We’ve always been fans of picking up a panino and chowing down on the nearest panchina (bench). Now our need for nature is stronger than ever as spring fills the air and we can’t resist a leisurely afternoon spent picnicking in one of Florence’s green spaces. We’re all aware of the allure of Le Cascine, the largest public park in the city. Here, we’ll take you through a few where you may not yet have laid out your picnic blanket, as well as the popular spots that are firm favourites for Florentines and Florence aficionados. Parks and gardens may be closed in the case of rising infection levels and overcrowded, so it’s advised to check current measures before filling up your flasks.
First, let’s check out the picnic rating of Parco Albereta-Anconella on via Villamagna. At 30 acres, the park comes second to Cascine in terms of size. With volleyball, soccer fields and climbing structures, there’s ample space for sports enthusiasts. We’re here for a more leisurely affair, however, and there are certainly plenty of spots for your feast, whether you’re a feet-in-the-grass type, or more inclined to set out cutlery on a picnic table. You won’t be short of space for a stroll post-meal either, with lakes, fountains and sculptures all to be admired.
The exquisite and eclectic gardens of Villa Stibbert (via Federico Stibbert 26) are well worth an afternoon spent wandering and relaxing, as is its neighbouring Villa Fabbricotti (via Vittorio Emanuele II) and Giardino Baden Powell. These three connecting parks have a secret garden feel as you stroll about, not quite sure what you’ll come across next. Whether it’s the Egyptian temple, with its little turtle families contentedly wading in the artificial pond, or the impressive villas atop carefully curated gardens, this is a place you’ll return to again and again. Picnic benches are scattered about with a café onsite if you fancy purchasing rather than packing your own.
Villa Vogel in Isolotto is a vast park that’s accessible through via delle Torri 23 or via Canova. Ducks compete for your scraps and well-paved paths means bikes are welcome. Put together your treats and embrace the simple pleasure of good food in tranquil surroundings.
Giardino dell’Orticoltura (via Vittorio Emanuele II, 4 or via Bolognese 17) is another one you’ll always see mentioned in round ups of the best green spaces in the city, and for good reason. Home to the impressive Tepidarium designed by the engineer and architect Giacomo Roster in 1880 and a few steps away from the equally idyllic Orti del Parnaso, these gardens are not necessarily perfect for picnics given there isn’t an abundance of tables or benches at your disposal, but feel free to join the locals lolling on the grass, with snacks in hand.

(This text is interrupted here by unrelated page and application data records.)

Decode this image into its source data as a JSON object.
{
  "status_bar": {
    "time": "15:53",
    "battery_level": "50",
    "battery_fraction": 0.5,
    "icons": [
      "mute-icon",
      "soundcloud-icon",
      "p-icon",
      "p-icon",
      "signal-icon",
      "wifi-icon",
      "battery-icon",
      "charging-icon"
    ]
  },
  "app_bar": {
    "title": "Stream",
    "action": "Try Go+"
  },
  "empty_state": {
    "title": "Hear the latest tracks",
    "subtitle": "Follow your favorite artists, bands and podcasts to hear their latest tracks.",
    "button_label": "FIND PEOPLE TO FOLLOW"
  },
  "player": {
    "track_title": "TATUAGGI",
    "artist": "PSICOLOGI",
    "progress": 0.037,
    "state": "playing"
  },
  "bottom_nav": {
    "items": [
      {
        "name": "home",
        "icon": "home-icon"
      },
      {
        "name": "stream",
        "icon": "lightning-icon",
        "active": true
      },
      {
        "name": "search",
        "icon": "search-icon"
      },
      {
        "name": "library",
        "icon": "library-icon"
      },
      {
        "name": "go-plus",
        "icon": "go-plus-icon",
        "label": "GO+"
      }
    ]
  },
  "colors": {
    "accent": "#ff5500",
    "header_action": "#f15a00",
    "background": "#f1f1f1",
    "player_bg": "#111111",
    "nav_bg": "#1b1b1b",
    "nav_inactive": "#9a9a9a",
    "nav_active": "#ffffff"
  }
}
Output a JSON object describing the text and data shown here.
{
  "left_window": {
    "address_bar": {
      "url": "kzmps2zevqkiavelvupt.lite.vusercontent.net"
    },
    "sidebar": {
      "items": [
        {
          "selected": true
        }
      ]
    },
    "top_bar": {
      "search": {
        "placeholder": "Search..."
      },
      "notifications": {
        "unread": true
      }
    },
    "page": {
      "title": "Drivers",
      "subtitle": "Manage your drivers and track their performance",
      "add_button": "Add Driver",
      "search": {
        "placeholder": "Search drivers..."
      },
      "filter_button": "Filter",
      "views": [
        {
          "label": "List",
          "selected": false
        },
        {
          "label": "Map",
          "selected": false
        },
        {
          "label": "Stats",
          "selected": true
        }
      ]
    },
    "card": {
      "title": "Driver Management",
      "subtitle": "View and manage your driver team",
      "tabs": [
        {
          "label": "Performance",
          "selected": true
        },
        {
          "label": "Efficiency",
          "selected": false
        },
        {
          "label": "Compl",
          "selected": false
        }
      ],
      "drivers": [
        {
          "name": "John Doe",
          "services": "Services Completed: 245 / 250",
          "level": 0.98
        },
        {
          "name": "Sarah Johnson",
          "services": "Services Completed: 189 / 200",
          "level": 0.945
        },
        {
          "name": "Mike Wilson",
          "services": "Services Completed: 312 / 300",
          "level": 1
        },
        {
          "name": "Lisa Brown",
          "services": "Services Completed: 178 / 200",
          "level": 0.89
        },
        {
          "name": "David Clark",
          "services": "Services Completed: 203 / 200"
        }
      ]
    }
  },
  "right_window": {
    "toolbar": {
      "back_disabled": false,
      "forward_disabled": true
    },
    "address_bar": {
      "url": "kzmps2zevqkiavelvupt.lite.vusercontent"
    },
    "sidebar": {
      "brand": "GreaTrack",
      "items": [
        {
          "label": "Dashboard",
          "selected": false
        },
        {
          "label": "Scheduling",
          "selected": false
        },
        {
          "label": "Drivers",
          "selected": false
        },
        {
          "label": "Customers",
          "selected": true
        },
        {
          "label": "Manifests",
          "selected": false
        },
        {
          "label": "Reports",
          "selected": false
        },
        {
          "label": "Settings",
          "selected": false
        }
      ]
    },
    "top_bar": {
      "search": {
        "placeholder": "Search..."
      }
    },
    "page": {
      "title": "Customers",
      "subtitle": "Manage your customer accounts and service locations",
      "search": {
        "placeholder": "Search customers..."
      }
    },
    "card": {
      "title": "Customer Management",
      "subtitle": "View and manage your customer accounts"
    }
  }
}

The Oltrarno is home to Villa Strozzi and its 90,000 square metres of surrounding parklands, otherwise known as Parco del Boschetto and once the private residence of one of the most important families in Florence. Nestled in the hills, it can be accessed from via Pisana, via di Monte Oliveto and via di Soffiano for picturesque picnics in the holm oak woods equipped with benches. Kids can run off their gelato-induced sugar spike in the play area and it’s advised to load up on mosquito repellent to ward off unwelcome picnickers!
Bobolino Park (not to be confused with Boboli!) on Florence’s south side is an English-style park made up of three gardens looping from viale Machiavelli towards piazzale Galileo. A large oval flowerbed and rock pool serve as Instagrammable photo points, with a dramatic circular pool spouting jets of water if you need to stand in the cool of the spray.
For a more contemporary choice, see San Donato beside the still controversial and imposing courthouse building: it’s a love it or hate it situation. The landscaped gardens feature carefully curated tree-lined paths, with a children’s playground and circular flowerbeds for a slightly more unusual site for your sandwich.
Beyond the places mentioned above, you’ll find young Florentines and students all over the city scrambling for space to eat lunch along the lungarno to enjoy a panino with a view. Piazza Santa Croce has also become hot property for munching. Be warned: the glower of Enrico Pazzi’s Dante may put you off your pranzo.